Problem to work on:
Retype every record below exactly as it appears.

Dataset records

---------------

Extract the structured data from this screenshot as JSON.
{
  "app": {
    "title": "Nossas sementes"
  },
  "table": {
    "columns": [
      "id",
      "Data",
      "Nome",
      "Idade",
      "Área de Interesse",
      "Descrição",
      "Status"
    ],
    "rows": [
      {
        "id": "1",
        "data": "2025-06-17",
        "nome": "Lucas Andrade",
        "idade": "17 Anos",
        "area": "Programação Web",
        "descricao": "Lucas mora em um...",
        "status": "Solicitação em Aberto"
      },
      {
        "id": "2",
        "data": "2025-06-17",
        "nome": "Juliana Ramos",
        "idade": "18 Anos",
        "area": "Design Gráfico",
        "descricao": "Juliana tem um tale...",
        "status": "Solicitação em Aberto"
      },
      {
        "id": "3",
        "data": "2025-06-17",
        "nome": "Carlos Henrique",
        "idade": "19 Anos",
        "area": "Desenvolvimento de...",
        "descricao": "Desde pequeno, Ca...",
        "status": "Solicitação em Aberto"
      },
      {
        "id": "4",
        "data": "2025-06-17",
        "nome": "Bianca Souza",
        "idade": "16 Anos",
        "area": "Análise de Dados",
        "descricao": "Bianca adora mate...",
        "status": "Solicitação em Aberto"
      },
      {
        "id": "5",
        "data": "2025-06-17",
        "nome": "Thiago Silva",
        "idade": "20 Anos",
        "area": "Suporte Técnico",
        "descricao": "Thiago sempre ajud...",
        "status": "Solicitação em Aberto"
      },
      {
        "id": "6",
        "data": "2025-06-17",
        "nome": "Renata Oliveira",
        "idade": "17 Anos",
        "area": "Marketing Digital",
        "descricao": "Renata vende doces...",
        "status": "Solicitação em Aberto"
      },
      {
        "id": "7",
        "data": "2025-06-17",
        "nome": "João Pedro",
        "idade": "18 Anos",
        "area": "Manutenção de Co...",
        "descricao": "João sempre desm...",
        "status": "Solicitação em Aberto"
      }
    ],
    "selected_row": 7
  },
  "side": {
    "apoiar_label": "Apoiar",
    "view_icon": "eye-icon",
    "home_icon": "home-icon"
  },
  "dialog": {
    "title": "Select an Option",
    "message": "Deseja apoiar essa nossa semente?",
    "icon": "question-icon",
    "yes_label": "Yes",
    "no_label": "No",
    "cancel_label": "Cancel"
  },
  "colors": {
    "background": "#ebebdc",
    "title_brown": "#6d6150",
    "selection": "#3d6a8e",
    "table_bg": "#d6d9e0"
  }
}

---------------

Finished task:
Extract the structured data from this screenshot as JSON.
{
  "app": {
    "title": "Nossas sementes"
  },
  "table": {
    "columns": [
      "id",
      "Data",
      "Nome",
      "Idade",
      "Área de Interesse",
      "Descrição",
      "Status"
    ],
    "rows": [
      {
        "id": "1",
        "data": "2025-06-17",
        "nome": "Lucas Andrade",
        "idade": "17 Anos",
        "area": "Programação Web",
        "descricao": "Lucas mora em um...",
        "status": "Solicitação em Aberto"
      },
      {
        "id": "2",
        "data": "2025-06-17",
        "nome": "Juliana Ramos",
        "idade": "18 Anos",
        "area": "Design Gráfico",
        "descricao": "Juliana tem um tale...",
        "status": "Solicitação em Aberto"
      },
      {
        "id": "3",
        "data": "2025-06-17",
        "nome": "Carlos Henrique",
        "idade": "19 Anos",
        "area": "Desenvolvimento de...",
        "descricao": "Desde pequeno, Ca...",
        "status": "Solicitação em Aberto"
      },
      {
        "id": "4",
        "data": "2025-06-17",
        "nome": "Bianca Souza",
        "idade": "16 Anos",
        "area": "Análise de Dados",
        "descricao": "Bianca adora mate...",
        "status": "Solicitação em Aberto"
      },
      {
        "id": "5",
        "data": "2025-06-17",
        "nome": "Thiago Silva",
        "idade": "20 Anos",
        "area": "Suporte Técnico",
        "descricao": "Thiago sempre ajud...",
        "status": "Solicitação em Aberto"
      },
      {
        "id": "6",
        "data": "2025-06-17",
        "nome": "Renata Oliveira",
        "idade": "17 Anos",
        "area": "Marketing Digital",
        "descricao": "Renata vende doces...",
        "status": "Solicitação em Aberto"
      },
      {
        "id": "7",
        "data": "2025-06-17",
        "nome": "João Pedro",
        "idade": "18 Anos",
        "area": "Manutenção de Co...",
        "descricao": "João sempre desm...",
        "status": "Solicitação em Aberto"
      }
    ],
    "selected_row": 7
  },
  "side": {
    "apoiar_label": "Apoiar",
    "view_icon": "eye-icon",
    "home_icon": "home-icon"
  },
  "dialog": {
    "title": "Select an Option",
    "message": "Deseja apoiar essa nossa semente?",
    "icon": "question-icon",
    "yes_label": "Yes",
    "no_label": "No",
    "cancel_label": "Cancel"
  },
  "colors": {
    "background": "#ebebdc",
    "title_brown": "#6d6150",
    "selection": "#3d6a8e",
    "table_bg": "#d6d9e0"
  }
}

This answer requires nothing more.